Page and application data records

--- START ---

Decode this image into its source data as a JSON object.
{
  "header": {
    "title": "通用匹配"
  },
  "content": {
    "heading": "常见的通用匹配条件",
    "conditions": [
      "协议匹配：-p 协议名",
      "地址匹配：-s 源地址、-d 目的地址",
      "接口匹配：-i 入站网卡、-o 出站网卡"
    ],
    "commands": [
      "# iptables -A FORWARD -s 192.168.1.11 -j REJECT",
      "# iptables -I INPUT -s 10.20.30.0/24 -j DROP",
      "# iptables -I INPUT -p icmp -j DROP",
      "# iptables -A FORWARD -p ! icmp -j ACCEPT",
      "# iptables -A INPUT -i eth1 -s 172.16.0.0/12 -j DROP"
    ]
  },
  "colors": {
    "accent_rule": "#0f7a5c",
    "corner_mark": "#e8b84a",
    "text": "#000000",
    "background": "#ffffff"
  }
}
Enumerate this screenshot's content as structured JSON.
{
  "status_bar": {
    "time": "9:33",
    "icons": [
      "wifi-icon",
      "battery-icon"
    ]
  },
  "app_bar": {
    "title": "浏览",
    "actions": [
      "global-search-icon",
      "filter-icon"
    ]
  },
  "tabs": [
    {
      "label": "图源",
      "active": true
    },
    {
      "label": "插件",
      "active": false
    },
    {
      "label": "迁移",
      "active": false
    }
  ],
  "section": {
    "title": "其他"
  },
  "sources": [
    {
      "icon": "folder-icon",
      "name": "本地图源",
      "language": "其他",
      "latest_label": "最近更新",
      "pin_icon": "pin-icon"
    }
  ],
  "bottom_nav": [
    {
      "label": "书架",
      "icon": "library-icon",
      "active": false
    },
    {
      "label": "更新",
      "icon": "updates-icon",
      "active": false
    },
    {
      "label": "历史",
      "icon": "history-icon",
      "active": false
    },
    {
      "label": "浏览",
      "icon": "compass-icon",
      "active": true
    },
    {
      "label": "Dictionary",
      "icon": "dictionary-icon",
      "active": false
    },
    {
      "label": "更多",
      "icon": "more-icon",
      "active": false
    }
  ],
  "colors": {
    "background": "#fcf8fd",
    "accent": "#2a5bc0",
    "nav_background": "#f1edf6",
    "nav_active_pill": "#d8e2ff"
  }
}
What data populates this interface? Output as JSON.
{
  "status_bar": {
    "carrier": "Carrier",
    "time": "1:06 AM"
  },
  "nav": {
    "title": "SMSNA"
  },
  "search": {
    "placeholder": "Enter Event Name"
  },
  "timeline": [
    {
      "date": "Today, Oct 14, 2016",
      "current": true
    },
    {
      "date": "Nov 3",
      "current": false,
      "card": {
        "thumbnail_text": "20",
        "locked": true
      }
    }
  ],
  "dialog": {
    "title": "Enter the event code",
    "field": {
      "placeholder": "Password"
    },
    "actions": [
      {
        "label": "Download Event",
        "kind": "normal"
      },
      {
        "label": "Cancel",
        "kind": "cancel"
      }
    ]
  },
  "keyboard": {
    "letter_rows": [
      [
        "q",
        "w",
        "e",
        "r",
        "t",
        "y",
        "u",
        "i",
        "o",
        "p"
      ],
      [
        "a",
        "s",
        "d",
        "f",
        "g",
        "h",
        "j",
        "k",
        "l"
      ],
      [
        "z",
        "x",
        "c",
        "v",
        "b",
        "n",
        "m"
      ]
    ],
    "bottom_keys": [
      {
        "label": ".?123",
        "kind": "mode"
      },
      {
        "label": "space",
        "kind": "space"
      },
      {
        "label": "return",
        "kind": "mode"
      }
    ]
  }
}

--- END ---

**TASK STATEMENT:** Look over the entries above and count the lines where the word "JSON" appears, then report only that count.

**EXERCISE SOLUTION:** 3